As Myanmar and Syria show, impunity remains widespread. Power is still held by those who wield violence. Sexual and gender-based violence often precedes and anticipates the outbreak of conflict and makes peace even more difficult to achieve. These two individuals – one who treats victims of violence and one who survived the violence to seek justice – are redefining power. They have demanded to be heard.

As Cynthia Enloe reminds us, it takes enormous power “to keep people on the ‘bottom rungs’ where they cannot be heard.” When the Nobel Committee awards individuals who defy acceptance of impunity for sexual violence – and who defy the social norm that women and men must not speak of the violence and injuries that they suffered as a result of this violence – it gives power back to these people.

The Nobel Peace Prize is a reminder of who has the power to change the world. Denis and Nadia follow recent winners like Malala Yousafzai, Kailash Satyarthi, Tawakkol Karman, Leymah Gbowee and Ellen Sirleaf Johnson. These individuals have changed how we view the right to education, women’s participation in peace processes, the right to freedom of expression and impunity for crimes of sexual violence.

Human rights defenders, not celebrities

Denis and Nadia are not celebrities; they are courageous human rights defenders. They have lived through violent attacks on themselves and know that others continue to suffer. The Nobel Peace Prize will add even more weight to their voices.

It can be hoped that Nadia’s voice will give courage to others to come forward to testify so that appropriate guilt and consequences can follow. Nadia has said that, more than anything else, “I want to be the last girl in the world with a story like mine.”

Denis’ example will encourage other men to join the movement against male violence whether in conflict or peace: “It’s not a woman question, it’s a humanity question, and men have to take responsibility to end it”.

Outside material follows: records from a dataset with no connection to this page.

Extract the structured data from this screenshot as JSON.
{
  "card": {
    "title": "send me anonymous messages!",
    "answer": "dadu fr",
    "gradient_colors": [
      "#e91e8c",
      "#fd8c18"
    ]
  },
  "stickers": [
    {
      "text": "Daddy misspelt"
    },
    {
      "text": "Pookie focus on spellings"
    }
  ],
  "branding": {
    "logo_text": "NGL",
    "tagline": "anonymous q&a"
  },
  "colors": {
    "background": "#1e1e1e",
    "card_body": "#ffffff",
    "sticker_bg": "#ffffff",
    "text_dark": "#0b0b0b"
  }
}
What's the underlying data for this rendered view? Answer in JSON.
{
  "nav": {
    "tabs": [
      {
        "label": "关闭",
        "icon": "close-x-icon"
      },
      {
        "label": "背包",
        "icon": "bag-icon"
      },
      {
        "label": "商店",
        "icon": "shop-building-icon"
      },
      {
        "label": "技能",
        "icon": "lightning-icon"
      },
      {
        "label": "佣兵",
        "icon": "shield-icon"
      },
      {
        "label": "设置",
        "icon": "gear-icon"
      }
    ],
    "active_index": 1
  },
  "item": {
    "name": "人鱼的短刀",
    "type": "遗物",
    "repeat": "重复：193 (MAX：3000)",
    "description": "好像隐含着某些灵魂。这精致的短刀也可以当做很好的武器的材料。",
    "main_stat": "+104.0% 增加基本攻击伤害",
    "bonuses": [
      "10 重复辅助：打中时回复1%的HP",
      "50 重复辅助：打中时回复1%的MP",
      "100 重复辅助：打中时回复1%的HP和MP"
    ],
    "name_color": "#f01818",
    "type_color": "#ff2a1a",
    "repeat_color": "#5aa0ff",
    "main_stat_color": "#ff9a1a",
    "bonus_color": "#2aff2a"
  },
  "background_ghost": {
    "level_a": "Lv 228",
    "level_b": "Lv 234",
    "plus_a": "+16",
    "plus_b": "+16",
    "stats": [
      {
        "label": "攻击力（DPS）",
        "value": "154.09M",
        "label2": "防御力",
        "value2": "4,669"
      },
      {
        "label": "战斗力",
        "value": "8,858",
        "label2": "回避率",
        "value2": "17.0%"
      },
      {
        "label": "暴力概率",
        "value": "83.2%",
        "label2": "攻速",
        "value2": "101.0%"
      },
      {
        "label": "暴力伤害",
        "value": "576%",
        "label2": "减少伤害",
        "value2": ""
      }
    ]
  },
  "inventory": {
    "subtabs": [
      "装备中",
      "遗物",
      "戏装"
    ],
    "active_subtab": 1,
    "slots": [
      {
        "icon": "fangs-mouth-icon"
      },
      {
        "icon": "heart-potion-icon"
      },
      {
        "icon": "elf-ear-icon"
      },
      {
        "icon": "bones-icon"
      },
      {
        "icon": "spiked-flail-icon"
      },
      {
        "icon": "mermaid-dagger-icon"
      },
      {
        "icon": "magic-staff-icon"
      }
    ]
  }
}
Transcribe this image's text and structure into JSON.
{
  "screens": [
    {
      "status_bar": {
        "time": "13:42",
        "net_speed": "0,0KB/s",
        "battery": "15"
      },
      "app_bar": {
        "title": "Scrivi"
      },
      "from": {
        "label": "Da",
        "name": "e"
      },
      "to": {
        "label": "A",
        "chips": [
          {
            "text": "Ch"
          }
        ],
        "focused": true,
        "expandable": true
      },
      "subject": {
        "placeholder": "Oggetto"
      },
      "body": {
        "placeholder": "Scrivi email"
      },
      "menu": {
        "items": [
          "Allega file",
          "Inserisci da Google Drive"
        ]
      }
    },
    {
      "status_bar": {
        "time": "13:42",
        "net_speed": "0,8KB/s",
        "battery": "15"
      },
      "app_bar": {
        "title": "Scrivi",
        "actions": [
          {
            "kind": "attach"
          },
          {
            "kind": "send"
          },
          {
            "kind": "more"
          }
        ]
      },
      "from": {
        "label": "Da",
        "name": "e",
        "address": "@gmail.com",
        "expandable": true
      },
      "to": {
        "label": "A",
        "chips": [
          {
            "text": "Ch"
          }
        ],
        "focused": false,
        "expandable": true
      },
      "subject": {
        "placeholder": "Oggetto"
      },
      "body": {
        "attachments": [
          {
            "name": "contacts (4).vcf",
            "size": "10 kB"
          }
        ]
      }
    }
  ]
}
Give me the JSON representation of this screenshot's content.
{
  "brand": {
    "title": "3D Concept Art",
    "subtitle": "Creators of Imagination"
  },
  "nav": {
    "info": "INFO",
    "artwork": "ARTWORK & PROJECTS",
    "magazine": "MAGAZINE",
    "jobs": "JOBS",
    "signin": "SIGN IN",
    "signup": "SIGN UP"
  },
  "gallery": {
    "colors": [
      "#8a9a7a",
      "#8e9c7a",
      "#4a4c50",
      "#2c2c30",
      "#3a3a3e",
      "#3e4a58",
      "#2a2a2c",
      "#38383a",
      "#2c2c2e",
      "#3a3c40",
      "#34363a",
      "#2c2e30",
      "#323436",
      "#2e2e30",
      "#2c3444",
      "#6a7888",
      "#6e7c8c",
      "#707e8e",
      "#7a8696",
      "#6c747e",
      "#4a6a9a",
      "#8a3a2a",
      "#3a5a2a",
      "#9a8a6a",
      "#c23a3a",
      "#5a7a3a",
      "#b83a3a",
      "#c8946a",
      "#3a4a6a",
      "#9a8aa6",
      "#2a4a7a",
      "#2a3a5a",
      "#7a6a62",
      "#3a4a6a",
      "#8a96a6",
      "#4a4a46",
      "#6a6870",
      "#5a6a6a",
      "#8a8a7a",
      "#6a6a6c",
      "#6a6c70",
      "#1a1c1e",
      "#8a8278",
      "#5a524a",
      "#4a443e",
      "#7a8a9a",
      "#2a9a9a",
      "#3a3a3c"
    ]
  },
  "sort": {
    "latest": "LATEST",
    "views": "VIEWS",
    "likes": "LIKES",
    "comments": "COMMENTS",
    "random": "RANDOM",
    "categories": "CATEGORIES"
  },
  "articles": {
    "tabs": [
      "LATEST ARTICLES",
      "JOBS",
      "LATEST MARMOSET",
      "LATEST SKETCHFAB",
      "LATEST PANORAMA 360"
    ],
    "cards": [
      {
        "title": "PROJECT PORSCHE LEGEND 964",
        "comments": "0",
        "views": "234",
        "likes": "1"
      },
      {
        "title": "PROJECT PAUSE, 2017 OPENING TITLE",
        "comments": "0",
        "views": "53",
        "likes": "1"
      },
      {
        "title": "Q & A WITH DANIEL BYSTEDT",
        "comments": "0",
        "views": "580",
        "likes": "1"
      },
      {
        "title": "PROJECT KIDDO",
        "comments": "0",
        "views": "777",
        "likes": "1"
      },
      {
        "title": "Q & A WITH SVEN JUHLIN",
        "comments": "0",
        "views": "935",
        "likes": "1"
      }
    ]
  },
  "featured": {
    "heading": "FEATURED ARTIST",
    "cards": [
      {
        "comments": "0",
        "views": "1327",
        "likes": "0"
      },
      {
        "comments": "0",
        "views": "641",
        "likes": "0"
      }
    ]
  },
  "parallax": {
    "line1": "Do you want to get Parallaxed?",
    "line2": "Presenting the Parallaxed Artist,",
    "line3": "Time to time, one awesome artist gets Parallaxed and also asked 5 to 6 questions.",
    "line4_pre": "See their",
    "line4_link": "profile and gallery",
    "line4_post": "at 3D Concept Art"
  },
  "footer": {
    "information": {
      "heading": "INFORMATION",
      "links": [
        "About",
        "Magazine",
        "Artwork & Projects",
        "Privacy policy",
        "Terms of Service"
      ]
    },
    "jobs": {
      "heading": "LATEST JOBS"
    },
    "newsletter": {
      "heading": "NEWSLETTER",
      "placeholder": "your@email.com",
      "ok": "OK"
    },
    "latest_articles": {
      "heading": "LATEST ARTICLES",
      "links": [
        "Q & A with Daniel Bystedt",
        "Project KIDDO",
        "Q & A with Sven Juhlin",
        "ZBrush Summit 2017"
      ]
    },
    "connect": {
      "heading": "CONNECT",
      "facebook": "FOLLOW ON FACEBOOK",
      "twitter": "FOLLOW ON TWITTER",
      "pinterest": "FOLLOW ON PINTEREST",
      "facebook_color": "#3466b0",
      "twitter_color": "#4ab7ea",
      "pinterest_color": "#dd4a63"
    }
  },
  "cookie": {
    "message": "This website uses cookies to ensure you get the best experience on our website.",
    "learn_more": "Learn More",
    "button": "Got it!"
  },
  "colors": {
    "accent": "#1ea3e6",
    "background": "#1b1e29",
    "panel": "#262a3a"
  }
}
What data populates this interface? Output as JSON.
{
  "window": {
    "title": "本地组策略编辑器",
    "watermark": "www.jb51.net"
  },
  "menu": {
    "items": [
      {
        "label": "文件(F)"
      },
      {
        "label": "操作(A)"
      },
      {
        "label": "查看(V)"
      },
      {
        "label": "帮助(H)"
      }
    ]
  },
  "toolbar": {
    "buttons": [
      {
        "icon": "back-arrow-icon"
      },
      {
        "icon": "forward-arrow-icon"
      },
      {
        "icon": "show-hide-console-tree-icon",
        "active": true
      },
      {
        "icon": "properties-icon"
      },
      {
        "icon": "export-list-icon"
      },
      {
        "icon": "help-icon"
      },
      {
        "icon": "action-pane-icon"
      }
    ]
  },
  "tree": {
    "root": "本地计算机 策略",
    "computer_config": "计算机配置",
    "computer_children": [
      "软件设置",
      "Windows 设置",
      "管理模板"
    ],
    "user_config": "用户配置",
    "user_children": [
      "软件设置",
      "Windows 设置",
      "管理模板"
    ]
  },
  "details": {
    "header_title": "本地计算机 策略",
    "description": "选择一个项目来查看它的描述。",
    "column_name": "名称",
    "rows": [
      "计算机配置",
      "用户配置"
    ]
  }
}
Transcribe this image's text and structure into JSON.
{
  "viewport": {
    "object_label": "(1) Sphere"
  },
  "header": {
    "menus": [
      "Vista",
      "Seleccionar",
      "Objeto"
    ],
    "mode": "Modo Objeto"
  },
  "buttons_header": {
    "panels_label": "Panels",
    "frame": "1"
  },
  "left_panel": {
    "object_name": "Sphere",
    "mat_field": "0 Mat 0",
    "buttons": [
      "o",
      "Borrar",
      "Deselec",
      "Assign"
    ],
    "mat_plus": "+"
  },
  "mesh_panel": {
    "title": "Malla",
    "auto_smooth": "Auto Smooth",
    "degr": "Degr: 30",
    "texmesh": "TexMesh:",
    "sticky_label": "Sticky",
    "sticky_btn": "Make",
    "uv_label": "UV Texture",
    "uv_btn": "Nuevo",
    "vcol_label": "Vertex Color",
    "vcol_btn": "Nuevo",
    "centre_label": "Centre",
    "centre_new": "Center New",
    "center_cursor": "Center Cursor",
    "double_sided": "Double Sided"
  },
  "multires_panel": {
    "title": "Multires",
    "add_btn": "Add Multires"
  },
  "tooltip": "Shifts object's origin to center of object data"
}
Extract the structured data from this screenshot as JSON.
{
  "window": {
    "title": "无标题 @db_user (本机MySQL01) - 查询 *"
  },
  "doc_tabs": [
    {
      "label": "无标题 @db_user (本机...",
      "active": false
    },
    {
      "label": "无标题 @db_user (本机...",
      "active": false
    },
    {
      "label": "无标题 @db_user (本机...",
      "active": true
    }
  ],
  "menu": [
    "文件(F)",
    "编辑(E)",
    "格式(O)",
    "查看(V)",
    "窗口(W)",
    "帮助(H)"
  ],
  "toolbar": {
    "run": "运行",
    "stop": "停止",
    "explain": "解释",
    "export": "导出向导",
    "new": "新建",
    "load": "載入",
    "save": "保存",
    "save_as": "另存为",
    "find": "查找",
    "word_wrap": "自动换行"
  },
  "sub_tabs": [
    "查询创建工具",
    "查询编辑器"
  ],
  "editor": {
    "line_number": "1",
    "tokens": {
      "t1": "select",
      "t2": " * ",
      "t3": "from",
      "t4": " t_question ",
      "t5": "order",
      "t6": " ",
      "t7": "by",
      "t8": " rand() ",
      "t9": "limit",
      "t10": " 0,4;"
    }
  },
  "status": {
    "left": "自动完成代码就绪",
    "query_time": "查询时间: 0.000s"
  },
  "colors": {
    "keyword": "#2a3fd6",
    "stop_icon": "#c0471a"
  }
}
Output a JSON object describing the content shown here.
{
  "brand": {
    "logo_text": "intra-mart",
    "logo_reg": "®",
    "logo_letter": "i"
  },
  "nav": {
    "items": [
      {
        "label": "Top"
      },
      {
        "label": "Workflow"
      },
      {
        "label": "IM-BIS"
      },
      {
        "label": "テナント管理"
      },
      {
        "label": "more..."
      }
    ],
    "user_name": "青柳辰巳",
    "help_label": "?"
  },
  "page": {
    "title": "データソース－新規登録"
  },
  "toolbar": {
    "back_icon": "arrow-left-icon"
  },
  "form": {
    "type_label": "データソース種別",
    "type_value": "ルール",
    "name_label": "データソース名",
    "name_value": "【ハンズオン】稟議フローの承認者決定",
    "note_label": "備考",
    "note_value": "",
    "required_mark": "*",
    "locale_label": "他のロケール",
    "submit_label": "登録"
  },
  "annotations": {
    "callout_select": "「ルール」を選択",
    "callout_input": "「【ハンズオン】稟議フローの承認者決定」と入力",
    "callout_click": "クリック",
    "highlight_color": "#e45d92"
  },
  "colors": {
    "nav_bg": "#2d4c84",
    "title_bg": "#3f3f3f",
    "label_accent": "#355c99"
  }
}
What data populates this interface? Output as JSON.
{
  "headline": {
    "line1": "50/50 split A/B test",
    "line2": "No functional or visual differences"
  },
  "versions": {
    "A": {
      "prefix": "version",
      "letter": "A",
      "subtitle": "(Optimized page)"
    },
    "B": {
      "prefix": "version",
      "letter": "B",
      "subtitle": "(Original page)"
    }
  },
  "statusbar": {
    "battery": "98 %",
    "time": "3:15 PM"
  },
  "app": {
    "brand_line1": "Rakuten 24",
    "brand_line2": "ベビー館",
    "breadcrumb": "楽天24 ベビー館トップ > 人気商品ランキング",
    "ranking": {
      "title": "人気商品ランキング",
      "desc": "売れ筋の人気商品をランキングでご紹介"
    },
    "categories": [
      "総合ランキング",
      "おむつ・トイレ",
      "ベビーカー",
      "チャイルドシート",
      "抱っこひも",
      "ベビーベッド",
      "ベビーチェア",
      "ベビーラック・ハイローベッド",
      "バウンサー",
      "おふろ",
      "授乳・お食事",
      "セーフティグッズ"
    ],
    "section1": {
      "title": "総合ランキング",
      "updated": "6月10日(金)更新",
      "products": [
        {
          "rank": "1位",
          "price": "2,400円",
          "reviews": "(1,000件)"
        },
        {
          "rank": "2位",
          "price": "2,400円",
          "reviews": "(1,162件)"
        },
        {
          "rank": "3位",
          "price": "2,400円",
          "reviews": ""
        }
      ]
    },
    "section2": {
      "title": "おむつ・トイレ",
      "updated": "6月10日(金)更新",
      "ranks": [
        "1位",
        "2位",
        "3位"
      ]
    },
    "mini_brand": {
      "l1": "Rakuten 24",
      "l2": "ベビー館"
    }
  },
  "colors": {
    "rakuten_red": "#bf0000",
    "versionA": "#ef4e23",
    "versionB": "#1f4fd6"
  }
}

This article was written by Betty Barkha, a PhD candidate at the Monash Gender, Peace and Security Centre, Dr Sara E. Davies, an Australian Research Council Future Fellow and Associate Professor at the Centre for Governance and Public Policy in Griffith University and Professor Jacqui True, Director of the Monash Gender, Peace and Security Centre and an Australian Research Council Future Fellow at Monash University.  The article was published by the Australian Institute of International Affairs.